We were talking about the recent CITES decision to allow four countries to trade in stocked ivory once again. Moongirl mentioned that she'd never thought about how they processed culled animals before. I mentioned the old Skukuza abattoir, tinned elephant meat and stories I'd heard when writing for the veterinary industry some years ago.
So I went surfing to see if I could find a pic of tinned elephant meat and ... yes I did (see image on the top right of this entry). I also found and astounding piece from the 1969-1970 Kruger National Park annual report where they boast about the over 500 000 kg of elephant meat "processed" in that year! This is too good to be true, let me quote verbatim:

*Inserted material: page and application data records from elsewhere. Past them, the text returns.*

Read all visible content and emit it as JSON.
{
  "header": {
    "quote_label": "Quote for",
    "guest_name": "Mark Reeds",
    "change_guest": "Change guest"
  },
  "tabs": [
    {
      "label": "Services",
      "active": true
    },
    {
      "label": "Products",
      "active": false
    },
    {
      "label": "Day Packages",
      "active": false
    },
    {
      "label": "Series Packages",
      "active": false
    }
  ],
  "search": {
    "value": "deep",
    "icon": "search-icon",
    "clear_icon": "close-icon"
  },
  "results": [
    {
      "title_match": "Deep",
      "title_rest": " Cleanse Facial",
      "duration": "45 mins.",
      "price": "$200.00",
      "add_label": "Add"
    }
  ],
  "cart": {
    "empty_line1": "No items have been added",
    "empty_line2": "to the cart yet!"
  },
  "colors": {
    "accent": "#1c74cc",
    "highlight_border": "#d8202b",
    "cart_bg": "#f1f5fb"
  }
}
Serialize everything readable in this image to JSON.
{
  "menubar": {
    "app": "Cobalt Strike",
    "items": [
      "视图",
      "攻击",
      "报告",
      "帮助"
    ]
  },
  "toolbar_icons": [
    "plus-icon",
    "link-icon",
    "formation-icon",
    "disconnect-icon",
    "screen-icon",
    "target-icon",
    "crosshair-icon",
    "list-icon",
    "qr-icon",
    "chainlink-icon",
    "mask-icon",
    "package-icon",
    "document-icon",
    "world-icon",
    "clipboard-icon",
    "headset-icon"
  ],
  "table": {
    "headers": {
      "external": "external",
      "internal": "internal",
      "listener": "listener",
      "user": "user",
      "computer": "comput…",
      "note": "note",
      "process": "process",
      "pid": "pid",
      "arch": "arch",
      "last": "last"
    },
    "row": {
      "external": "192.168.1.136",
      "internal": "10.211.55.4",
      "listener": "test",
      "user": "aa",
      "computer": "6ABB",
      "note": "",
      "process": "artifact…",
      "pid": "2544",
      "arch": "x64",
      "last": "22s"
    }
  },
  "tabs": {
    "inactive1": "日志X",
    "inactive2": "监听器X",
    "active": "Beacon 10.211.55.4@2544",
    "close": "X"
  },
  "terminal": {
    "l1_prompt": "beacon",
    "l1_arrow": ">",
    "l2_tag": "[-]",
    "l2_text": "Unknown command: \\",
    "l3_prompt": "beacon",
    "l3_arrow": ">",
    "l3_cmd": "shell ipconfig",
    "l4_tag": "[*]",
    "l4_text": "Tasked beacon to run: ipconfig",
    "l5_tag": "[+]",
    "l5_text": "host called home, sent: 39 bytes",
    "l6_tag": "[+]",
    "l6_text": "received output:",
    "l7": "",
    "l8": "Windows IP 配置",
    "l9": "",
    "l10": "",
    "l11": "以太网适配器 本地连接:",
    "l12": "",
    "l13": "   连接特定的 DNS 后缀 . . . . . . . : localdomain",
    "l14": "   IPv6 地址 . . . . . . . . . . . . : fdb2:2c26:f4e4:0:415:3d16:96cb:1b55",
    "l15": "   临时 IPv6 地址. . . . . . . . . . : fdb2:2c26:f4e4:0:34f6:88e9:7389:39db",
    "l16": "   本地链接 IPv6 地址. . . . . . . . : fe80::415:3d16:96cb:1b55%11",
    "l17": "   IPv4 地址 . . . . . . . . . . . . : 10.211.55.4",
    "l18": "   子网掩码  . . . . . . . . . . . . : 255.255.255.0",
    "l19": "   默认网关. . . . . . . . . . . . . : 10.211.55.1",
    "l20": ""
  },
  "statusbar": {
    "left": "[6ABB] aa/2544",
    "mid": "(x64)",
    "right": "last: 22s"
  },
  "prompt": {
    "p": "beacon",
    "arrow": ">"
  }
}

"At the Skukuza Abattoir and By-products Plant in the Kruger National Park game carcases are processed. Fresh meat is supplied to the Park restaurants, sold to Park employees or used as rations for Bantu labourers. Biltong and dried sausage is produced for sale. Material not fit for human consumption is converted into bone or carcase meal."
Ugh, repulsive. But have things really changed? We're still trading in ivory, and in addition, now we are capturing wild elephant calves, beating them into submission, so that we can make money from tourists who are willing to ride on their backs. Elephant-back safaris are crass. How can they turn such a proud and magnificent animal into a beast of burden?
NEWSFLASH: ONLY CRETINS AND PRICKS RIDE ON ELEPHANTS!